What is our theme? Creepy Crawlies
What is the lesson (overall purpose)?
Learning about the earthworm and painting with “worms.”
AL11 The young toddler expands his exploration of the environment
AL13 The older toddler expands his exploration of the environment
CD61 The younger toddler discovers living things found in nature
CD64 The older toddler observes and identifies living things and begins to identify their basic needs
CD66 The younger toddler explores with sensory art materials and uses them to create visual effects
CD69 The older toddler creatively explores and experiments using a variety of sensory materials and art mediums
Worms are such interesting creepy crawlies. They have no eyes, legs or feet. They move by crawling along the ground using their muscles and they can’t see so they feel the light through their skin. Worms like to live in dark, wet places like under logs or rocks. They make tunnels in the ground using their mouths to chew away at the soil.
Songs, Books & Videos (Motivational Techniques)
https://youtu.be/A9cqWsPX97o Story: “The Mole and The Earthworm.
https://youtu.be/7O40A-6Jmt4 Video: Worms For Kids
https://www.youtube.com/watch?v=IlhAgkME0ME&list=UUv6xVX_RuUcNrmsq6MJ6a2Q Riley paints with ‘worms’
Yarn or string
Assortment of paint colors
Paper plate to place your paint color choices
Paper towels or newspaper to cover the work surface
Activity (Procedure): Let’s paint with “worms!”
First cut your yarn or string into different lengths. Make some short and some long. Next prepare your work area by covering the table with the paper towel or newspaper. Place a medium size amount of paint on your paper plate. Now holding the very tip of the yarn, “drag” your yarn through the paint so that the paint covers the yarn. (It’s ok if it gets on your hands...it’ll wash off!) Now drag the paint covered yarn across your paper. Use a different piece of yarn for each paint color. You’re painting with a worm! Do this several times to make a cool worm design on your paper.
Activity Wrap Up:
As you were painting did you move your yarn in different directions across the paper so your “worm” was crawling? Did you choose to use more than one color paint?
How do I know what my child is learning? (Assessment)
Process art allows a toddler the freedom to use the materials for exploring and experimenting. Holding the yarn and “dragging” it through the paint is helping to strengthen fine motor skills.
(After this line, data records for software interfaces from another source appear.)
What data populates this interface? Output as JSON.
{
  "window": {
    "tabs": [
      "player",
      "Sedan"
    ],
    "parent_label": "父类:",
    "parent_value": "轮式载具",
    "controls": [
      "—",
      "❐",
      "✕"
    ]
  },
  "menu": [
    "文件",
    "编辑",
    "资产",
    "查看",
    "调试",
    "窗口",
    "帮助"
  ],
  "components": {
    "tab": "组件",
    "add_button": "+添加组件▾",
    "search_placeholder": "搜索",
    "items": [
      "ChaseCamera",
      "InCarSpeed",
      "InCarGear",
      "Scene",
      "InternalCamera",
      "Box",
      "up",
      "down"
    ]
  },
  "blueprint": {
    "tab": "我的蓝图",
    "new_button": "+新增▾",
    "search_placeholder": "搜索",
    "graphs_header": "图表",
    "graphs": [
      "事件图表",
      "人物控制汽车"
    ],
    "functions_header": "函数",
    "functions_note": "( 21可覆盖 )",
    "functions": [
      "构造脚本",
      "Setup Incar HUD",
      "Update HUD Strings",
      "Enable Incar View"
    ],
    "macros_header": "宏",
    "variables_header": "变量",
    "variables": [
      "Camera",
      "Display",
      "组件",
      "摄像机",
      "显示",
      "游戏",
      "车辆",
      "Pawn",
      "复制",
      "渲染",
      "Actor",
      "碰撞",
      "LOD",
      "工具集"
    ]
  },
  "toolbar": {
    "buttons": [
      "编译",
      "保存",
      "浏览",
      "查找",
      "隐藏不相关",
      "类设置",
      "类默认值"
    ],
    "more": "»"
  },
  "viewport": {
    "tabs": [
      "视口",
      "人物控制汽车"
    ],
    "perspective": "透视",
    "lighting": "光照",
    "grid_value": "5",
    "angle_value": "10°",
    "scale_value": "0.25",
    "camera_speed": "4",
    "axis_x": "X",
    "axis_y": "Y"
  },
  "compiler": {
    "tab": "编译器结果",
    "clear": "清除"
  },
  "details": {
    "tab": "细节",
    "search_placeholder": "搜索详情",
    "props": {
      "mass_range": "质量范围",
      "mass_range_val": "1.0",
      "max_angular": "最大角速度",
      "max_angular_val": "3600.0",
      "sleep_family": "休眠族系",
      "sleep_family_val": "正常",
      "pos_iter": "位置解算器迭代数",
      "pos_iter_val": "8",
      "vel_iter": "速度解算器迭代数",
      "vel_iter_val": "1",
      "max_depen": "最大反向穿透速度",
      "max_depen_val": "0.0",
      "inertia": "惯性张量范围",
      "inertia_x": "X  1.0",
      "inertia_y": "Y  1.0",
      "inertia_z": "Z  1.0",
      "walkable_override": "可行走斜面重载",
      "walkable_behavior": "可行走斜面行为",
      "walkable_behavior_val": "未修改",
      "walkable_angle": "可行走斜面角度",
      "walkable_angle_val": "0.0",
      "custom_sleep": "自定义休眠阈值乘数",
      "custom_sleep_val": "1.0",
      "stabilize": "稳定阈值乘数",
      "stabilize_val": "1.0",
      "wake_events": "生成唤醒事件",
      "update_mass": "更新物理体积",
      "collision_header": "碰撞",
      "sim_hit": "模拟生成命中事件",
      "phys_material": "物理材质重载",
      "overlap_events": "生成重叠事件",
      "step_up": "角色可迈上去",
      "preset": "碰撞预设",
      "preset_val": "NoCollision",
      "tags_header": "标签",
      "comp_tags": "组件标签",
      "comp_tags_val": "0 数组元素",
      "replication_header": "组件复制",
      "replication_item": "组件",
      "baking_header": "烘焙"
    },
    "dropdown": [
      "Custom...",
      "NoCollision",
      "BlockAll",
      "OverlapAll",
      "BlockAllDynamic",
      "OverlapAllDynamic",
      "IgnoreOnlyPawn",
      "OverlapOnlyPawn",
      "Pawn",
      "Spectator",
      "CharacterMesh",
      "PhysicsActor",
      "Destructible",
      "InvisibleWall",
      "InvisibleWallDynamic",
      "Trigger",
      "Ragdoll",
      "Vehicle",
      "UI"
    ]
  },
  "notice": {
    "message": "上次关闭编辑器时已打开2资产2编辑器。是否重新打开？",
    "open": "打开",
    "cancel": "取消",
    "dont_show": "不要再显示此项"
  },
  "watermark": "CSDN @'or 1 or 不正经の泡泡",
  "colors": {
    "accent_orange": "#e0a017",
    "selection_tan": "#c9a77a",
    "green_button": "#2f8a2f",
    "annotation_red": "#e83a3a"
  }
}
If you have chosen to use more than one color paint, ask your child to identify the color they are using. Ask your child about their painting? How many worms are there? What are they doing? Where are they going?
How can you extend this activity? (Modifications)
What other materials can you use to add a different texture to your worm painting? Can you paint a log or stone on your painting?
Helpful Hints: (Pitfalls & Solutions)
If you are unable to use string or yarn, you could always try painting with a pine needle, or how about a skinny twig?
Process art with toddlers can get messy, but that’s ok! Using washable paint will make the activity a bit less stressful and at the end it’s a great activity to teach correct hand washing techniques.
Since some children may not want to touch the wet yarn, try tying the yarn first to a stick or pencil and then allowing the child to drag it through the paint.